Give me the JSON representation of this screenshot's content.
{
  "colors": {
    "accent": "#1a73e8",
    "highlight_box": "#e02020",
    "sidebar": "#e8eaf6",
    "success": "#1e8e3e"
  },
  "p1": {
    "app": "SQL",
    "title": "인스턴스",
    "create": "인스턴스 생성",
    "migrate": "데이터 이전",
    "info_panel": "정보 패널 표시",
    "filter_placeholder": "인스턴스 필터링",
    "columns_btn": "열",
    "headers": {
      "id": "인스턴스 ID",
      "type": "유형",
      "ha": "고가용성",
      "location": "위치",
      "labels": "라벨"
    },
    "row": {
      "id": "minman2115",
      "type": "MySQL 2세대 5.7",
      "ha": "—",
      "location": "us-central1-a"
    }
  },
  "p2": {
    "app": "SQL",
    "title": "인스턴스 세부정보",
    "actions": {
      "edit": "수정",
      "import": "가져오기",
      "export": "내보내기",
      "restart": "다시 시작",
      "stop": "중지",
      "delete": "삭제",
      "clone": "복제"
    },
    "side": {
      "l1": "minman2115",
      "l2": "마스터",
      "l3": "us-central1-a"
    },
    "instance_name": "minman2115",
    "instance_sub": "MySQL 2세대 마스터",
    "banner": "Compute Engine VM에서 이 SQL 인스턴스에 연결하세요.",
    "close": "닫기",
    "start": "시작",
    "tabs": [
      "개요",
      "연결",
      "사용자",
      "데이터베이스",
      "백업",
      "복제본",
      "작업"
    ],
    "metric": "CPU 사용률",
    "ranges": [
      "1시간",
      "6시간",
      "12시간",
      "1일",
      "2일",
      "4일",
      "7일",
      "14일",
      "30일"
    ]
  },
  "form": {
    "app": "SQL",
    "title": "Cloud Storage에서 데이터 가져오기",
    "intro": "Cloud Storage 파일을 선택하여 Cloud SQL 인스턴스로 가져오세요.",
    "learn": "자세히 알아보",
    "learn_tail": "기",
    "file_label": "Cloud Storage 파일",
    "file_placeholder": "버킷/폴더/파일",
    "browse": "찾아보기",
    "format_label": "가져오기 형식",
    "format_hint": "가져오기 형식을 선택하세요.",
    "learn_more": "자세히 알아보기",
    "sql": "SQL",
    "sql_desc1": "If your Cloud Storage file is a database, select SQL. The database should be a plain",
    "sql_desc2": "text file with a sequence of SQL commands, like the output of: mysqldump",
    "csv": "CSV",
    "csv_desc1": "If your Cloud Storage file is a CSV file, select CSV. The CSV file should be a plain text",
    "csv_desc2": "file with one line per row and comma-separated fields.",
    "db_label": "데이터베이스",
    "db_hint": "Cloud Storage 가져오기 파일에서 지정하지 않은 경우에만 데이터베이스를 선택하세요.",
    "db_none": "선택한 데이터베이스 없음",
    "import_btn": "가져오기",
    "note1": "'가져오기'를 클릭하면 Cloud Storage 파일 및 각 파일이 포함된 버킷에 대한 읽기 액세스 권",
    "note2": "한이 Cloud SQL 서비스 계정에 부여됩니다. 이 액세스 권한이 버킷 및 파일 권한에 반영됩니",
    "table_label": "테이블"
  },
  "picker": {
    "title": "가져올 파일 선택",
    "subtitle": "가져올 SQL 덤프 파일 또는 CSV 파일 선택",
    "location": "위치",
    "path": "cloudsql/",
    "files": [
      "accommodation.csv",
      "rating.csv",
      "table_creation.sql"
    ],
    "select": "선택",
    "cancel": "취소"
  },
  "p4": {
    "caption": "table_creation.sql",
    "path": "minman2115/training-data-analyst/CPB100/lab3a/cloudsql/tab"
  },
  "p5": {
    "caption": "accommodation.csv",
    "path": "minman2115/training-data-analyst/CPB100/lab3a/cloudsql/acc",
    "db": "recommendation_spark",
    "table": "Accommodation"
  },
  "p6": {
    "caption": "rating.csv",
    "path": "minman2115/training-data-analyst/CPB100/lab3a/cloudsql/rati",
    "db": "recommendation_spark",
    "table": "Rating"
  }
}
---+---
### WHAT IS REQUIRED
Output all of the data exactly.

### WRITTEN RESPONSE
Give me the JSON representation of this screenshot's content.
{
  "colors": {
    "accent": "#1a73e8",
    "highlight_box": "#e02020",
    "sidebar": "#e8eaf6",
    "success": "#1e8e3e"
  },
  "p1": {
    "app": "SQL",
    "title": "인스턴스",
    "create": "인스턴스 생성",
    "migrate": "데이터 이전",
    "info_panel": "정보 패널 표시",
    "filter_placeholder": "인스턴스 필터링",
    "columns_btn": "열",
    "headers": {
      "id": "인스턴스 ID",
      "type": "유형",
      "ha": "고가용성",
      "location": "위치",
      "labels": "라벨"
    },
    "row": {
      "id": "minman2115",
      "type": "MySQL 2세대 5.7",
      "ha": "—",
      "location": "us-central1-a"
    }
  },
  "p2": {
    "app": "SQL",
    "title": "인스턴스 세부정보",
    "actions": {
      "edit": "수정",
      "import": "가져오기",
      "export": "내보내기",
      "restart": "다시 시작",
      "stop": "중지",
      "delete": "삭제",
      "clone": "복제"
    },
    "side": {
      "l1": "minman2115",
      "l2": "마스터",
      "l3": "us-central1-a"
    },
    "instance_name": "minman2115",
    "instance_sub": "MySQL 2세대 마스터",
    "banner": "Compute Engine VM에서 이 SQL 인스턴스에 연결하세요.",
    "close": "닫기",
    "start": "시작",
    "tabs": [
      "개요",
      "연결",
      "사용자",
      "데이터베이스",
      "백업",
      "복제본",
      "작업"
    ],
    "metric": "CPU 사용률",
    "ranges": [
      "1시간",
      "6시간",
      "12시간",
      "1일",
      "2일",
      "4일",
      "7일",
      "14일",
      "30일"
    ]
  },
  "form": {
    "app": "SQL",
    "title": "Cloud Storage에서 데이터 가져오기",
    "intro": "Cloud Storage 파일을 선택하여 Cloud SQL 인스턴스로 가져오세요.",
    "learn": "자세히 알아보",
    "learn_tail": "기",
    "file_label": "Cloud Storage 파일",
    "file_placeholder": "버킷/폴더/파일",
    "browse": "찾아보기",
    "format_label": "가져오기 형식",
    "format_hint": "가져오기 형식을 선택하세요.",
    "learn_more": "자세히 알아보기",
    "sql": "SQL",
    "sql_desc1": "If your Cloud Storage file is a database, select SQL. The database should be a plain",
    "sql_desc2": "text file with a sequence of SQL commands, like the output of: mysqldump",
    "csv": "CSV",
    "csv_desc1": "If your Cloud Storage file is a CSV file, select CSV. The CSV file should be a plain text",
    "csv_desc2": "file with one line per row and comma-separated fields.",
    "db_label": "데이터베이스",
    "db_hint": "Cloud Storage 가져오기 파일에서 지정하지 않은 경우에만 데이터베이스를 선택하세요.",
    "db_none": "선택한 데이터베이스 없음",
    "import_btn": "가져오기",
    "note1": "'가져오기'를 클릭하면 Cloud Storage 파일 및 각 파일이 포함된 버킷에 대한 읽기 액세스 권",
    "note2": "한이 Cloud SQL 서비스 계정에 부여됩니다. 이 액세스 권한이 버킷 및 파일 권한에 반영됩니",
    "table_label": "테이블"
  },
  "picker": {
    "title": "가져올 파일 선택",
    "subtitle": "가져올 SQL 덤프 파일 또는 CSV 파일 선택",
    "location": "위치",
    "path": "cloudsql/",
    "files": [
      "accommodation.csv",
      "rating.csv",
      "table_creation.sql"
    ],
    "select": "선택",
    "cancel": "취소"
  },
  "p4": {
    "caption": "table_creation.sql",
    "path": "minman2115/training-data-analyst/CPB100/lab3a/cloudsql/tab"
  },
  "p5": {
    "caption": "accommodation.csv",
    "path": "minman2115/training-data-analyst/CPB100/lab3a/cloudsql/acc",
    "db": "recommendation_spark",
    "table": "Accommodation"
  },
  "p6": {
    "caption": "rating.csv",
    "path": "minman2115/training-data-analyst/CPB100/lab3a/cloudsql/rati",
    "db": "recommendation_spark",
    "table": "Rating"
  }
}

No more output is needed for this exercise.